On Monday, Iran and Syria appealed to the United States pull out its troops from Syria, and the Damascus government intimidated to crush Washington’s Kurdish allies by coercion if they did not yield to the return of state authority.
The Iranian and Syrian military chiefs spoke after a meeting in Damascus that also included their Iraqi counterpart, who gave a political uplift to President Bashar al-Assad and Tehran by declaring that the Syrian border would soon be reinstated.
Their remarks point to the danger of a new acceleration in Syria after the beating of Islamic State, with Assad looking to restore the two major territories beyond his control, and the United States working to restrain Iranian influence.
Washington has promised to contain what it calls Tehran’s “destabilizing” role in the region, but the firmly established nature of Iran’s ties with both Damascus and Baghdad were on graphics display on Monday.
Standing close to his Iraqi and Syrian counterparts on live television, Iran’s armed forces chief of staff Major General Mohammad Baqeri stated that the three nations were “united against terrorism” and harmonizing at a high level.
Last month, the United States stated that would keep some forces in Syria, overturning course from a previous decision to withdraw all forces once Islamic State is militarily defeated. It has expanded air power and some ground troops in support of the Kurdish-led Syrian Democratic Forces (SDF) militia that is close to grabbing the jihadists’ last territory in eastern Syria. It also has a military base at Tanf, near the Damascus-Baghdad highway and the Iraq and Syrian frontier.
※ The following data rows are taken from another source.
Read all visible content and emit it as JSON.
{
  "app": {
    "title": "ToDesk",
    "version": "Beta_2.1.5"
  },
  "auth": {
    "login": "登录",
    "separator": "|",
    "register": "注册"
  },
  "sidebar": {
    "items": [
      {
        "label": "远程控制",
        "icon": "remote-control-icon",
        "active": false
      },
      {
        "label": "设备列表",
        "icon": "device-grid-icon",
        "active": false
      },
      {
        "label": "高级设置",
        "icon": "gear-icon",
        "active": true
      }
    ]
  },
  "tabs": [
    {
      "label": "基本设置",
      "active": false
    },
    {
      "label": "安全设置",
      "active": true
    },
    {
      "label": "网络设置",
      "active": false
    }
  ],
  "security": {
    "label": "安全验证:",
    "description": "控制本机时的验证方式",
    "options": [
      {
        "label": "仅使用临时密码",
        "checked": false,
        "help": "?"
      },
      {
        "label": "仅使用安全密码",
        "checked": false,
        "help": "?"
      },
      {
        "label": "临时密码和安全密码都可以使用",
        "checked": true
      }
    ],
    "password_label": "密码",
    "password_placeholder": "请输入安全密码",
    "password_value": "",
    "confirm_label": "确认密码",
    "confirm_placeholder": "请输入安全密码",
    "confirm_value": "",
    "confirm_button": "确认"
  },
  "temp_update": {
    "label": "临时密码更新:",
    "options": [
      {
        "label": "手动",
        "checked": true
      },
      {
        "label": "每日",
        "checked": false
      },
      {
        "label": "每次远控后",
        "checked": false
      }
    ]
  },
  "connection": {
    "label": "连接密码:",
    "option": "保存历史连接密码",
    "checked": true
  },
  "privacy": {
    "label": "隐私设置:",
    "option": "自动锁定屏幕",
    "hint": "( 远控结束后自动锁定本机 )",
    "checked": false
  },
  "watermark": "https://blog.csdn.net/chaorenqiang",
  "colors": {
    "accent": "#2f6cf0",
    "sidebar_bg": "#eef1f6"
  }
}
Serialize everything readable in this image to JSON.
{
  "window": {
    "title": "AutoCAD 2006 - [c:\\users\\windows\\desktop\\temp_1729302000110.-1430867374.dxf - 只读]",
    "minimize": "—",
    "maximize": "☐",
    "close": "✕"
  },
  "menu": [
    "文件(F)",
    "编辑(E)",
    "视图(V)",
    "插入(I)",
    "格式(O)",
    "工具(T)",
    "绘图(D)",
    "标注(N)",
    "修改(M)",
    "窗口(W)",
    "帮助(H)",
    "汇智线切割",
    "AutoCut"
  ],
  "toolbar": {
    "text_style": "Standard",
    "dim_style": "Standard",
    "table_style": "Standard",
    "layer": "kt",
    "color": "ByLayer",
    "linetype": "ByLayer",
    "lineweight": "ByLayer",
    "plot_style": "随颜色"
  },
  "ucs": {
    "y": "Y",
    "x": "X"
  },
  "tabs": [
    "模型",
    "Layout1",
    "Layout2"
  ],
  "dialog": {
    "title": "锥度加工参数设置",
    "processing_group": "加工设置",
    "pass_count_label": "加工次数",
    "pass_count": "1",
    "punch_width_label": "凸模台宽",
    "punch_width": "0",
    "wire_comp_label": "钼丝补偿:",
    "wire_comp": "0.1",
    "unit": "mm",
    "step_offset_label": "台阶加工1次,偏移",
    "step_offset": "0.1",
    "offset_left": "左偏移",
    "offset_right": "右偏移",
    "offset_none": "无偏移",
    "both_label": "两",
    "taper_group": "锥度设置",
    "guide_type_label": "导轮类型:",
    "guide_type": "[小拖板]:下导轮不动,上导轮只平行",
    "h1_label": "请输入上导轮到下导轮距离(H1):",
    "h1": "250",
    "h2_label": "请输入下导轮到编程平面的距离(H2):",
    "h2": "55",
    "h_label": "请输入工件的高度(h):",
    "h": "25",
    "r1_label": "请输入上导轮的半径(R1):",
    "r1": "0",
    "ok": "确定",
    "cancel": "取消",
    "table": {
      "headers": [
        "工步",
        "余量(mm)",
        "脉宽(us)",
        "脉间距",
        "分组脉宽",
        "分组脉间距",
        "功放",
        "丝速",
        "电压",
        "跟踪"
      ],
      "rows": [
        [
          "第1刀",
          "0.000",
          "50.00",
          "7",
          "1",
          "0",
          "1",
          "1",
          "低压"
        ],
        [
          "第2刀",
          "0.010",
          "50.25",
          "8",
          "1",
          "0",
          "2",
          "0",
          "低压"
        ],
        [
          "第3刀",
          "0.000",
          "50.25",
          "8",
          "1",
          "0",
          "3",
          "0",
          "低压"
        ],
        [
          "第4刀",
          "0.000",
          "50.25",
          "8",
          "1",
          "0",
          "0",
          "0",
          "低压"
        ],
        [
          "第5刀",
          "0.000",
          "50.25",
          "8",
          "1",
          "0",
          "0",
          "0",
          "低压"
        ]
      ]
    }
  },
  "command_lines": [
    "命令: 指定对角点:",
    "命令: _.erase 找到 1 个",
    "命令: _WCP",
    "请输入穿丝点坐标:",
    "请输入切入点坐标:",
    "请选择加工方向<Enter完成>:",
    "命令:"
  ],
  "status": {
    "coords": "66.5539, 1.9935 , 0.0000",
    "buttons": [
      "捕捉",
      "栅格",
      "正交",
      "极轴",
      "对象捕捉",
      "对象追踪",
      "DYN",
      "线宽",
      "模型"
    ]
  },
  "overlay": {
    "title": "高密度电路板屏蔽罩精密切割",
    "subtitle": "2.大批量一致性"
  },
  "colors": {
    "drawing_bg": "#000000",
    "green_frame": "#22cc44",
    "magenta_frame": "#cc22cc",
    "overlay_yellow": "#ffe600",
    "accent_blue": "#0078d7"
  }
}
After Washington in December declared its plan to withdraw troops, the Kurdish-led authorities managing northeast Syria unsuccessfully sought a deal with Damascus to protect their area from a potential Turkish attack. Large areas of Syria have been brought under government control through “reconciliation agreements” that have typically been considered after the military defeat of rebel forces.